Lib Campbell: Who are the people in your neighborhood?

Published 12:00 am Thursday, May 30, 2024

By Lib Campbell

Between Sesame Street and Mr. Rogers, ideals of neighborhood are remembered. “They’re the people that you meet when you’re walking down the street. They’re the people that you meet each day.” While that is the case on Sesame Street, a whole lot of us don’t live in neighborhoods where we know each other, hang out together, or share life in meaningful ways. 

In Raleigh, some neighborhoods have such big lots, you’d have to pack a lunch to walk over for a visit. Today, we may recognize somebody’s car, and unless their name is on their license plate, not know who the driver is. Many neighborhoods do not have sidewalks. Walking anywhere is treacherous. 

A couple in our neighborhood wanted to change the dynamic. They sent a flyer that read, “Come meet your new neighbors.” They hired a food truck and asked people to bring their chairs and beverages. The Sunday afternoon gathering was a smashing success. For an hour and a half, we were community, chatting, catching up, learning names. It was a grand affair.

We have always thought that television, air conditioning and the loss of the front porch impacted life to the point we stayed inside. Our neighborhoods changed as a result. Seems like modernization and technology negatively altered one of the great unifiers of our country and state, the neighborhood. 

Perhaps when our children are little, there is more play outside together. Parents make play dates. Some parents gather while their children are together, but the children grow up. Soon come the afternoons of driving kids to all kinds of activities with other kids who likely are not from their neighborhood. They have acquaintances beyond the neighborhood. But who will parents call when a child has a fever in the middle of the night and a neighbor is needed to sit with the other children while they go to the emergency room? 

We live on a street with a sidewalk. In 30 years, it’s the first neighborhood where we have sidewalks in good condition, and people walk their dogs and their baby carriages all day long. To know more names now and be able to share life is greater blessing than I realized it would be. Little children come to sit and visit. They will ring the doorbell and want to talk. Which is what we do. I keep lemonade on hand. Some bubbles. A little sidewalk chalk. 

People come to look at the garden. This spring, Tom has raised many tomato plants from seed. He has given away about 90 plants to neighbors we didn’t even know before the neighborhood barbecue. Here in the heart of Raleigh, we have a patio filled with pots and cages of Better Boys, Cherokee Purples, Celebrities and Sun Gold cherry tomatoes. There will be many BLTs in our summer. And likely tomatoes to share. We expect many visitors in tomato season. Blessings await!

The Thursday garbage can relay is a sight to behold. Trash cans are put out on the curb. On Thursday morning, the game is on. Tom and two neighbors across the street compete to bring each other’s cans to their back yards after the truck passes. Sometimes they are all three at the cans laughing and talking. Neighbors get together in lots of places.

There has been so much written about the problem of isolationism in the culture.
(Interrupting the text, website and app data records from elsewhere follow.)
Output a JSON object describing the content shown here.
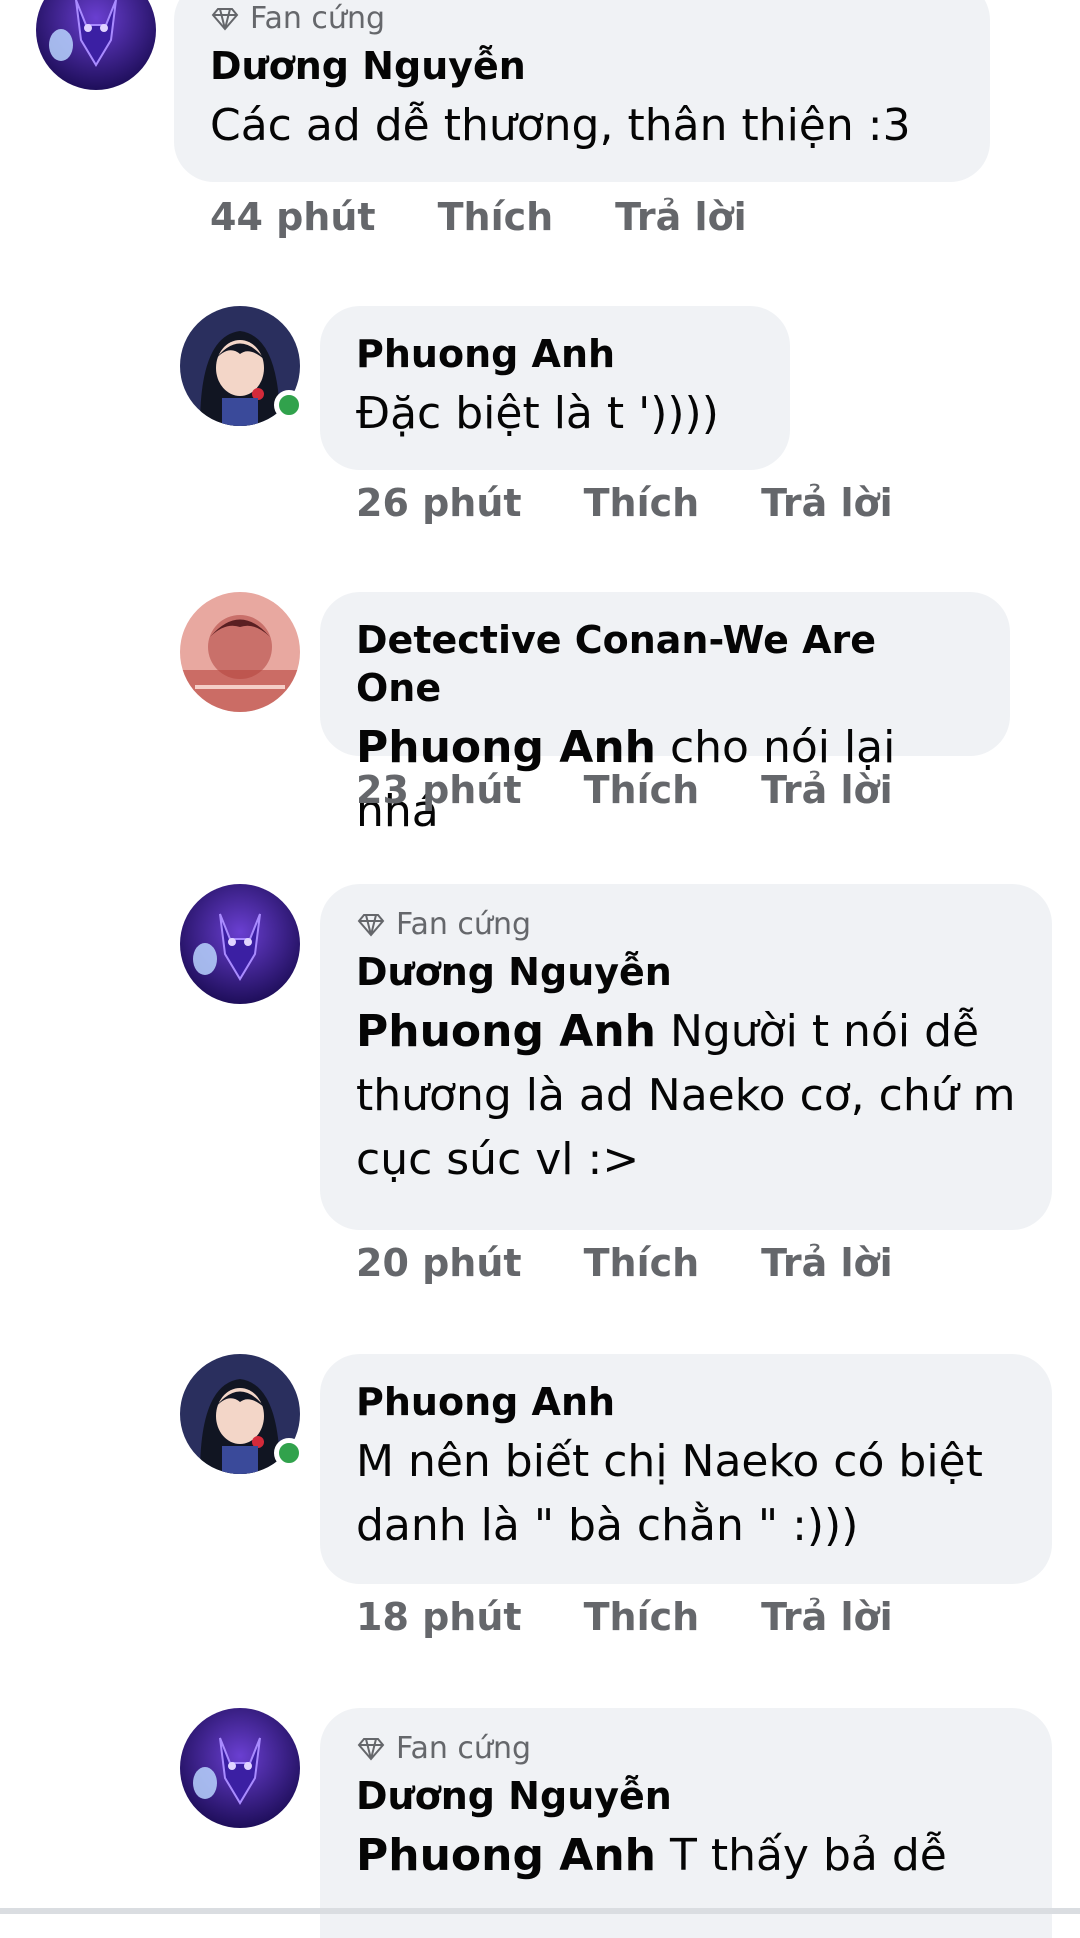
{
  "comments": [
    {
      "badge": "Fan cứng",
      "author": "Dương Nguyễn",
      "mention": "",
      "text": "Các ad dễ thương, thân thiện :3",
      "time": "44 phút",
      "like": "Thích",
      "reply": "Trả lời",
      "avatar": "purple-fox"
    },
    {
      "badge": "",
      "author": "Phuong Anh",
      "mention": "",
      "text": "Đặc biệt là t ')))) ",
      "time": "26 phút",
      "like": "Thích",
      "reply": "Trả lời",
      "avatar": "anime-girl",
      "online": true
    },
    {
      "badge": "",
      "author": "Detective Conan-We Are One",
      "mention": "Phuong Anh",
      "text": " cho nói lại nhá",
      "time": "23 phút",
      "like": "Thích",
      "reply": "Trả lời",
      "avatar": "conan-red"
    },
    {
      "badge": "Fan cứng",
      "author": "Dương Nguyễn",
      "mention": "Phuong Anh",
      "text": " Người t nói dễ thương là ad Naeko cơ, chứ m cục súc vl :>",
      "time": "20 phút",
      "like": "Thích",
      "reply": "Trả lời",
      "avatar": "purple-fox"
    },
    {
      "badge": "",
      "author": "Phuong Anh",
      "mention": "",
      "text": "M nên biết chị Naeko có biệt danh là \" bà chằn \" :)))",
      "time": "18 phút",
      "like": "Thích",
      "reply": "Trả lời",
      "avatar": "anime-girl",
      "online": true
    },
    {
      "badge": "Fan cứng",
      "author": "Dương Nguyễn",
      "mention": "Phuong Anh",
      "text": " T thấy bả dễ",
      "time": "",
      "like": "",
      "reply": "",
      "avatar": "purple-fox"
    }
  ],
  "colors": {
    "bubble": "#f0f2f5",
    "meta": "#65676b",
    "online": "#31a24c"
  },
  "icons": {
    "badge": "diamond-icon"
  }
}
People stay inside glued to their devices and essentially become recluses to their neighbors and even to their own families. Everything on the internet, TikTok or YouTube is not community building. Some of the content, in fact, is not good for us. Many are attracted, then driven to dangerous people and actions. A genie has been let out of the bottle; there is likely no going back.

When our mothers would talk about their growing up in the ’30s and ’40s, they reminisced that people were connected through their neighborhoods and their churches. Tommie would talk about gathering around a piano and singing just for the joy of it. But both of those community building entities have lost their influence since that time.

People are lonely. Loneliness seeds depression and maybe anger. But this train has left the station. Motivators other than community and neighborliness are in control. And look at the state of our state and our country. There is more that divides; less that unifies. For the most part, we seem alright with the division. 

Sesame Street and Mr. Rogers capture a long-lost ideal that we would be a neighborhood, sharing life and stories, and even plants. “Please won’t you be my neighbor,” seems a quaint hope. Still, the experience of a neighborhood barbecue was a hopeful sign. Community takes effort. Seems to me, the effort would be well worth it. 

Lib Campbell is a retired Methodist pastor, retreat leader, columnist and host of the blogsite She can be contacted at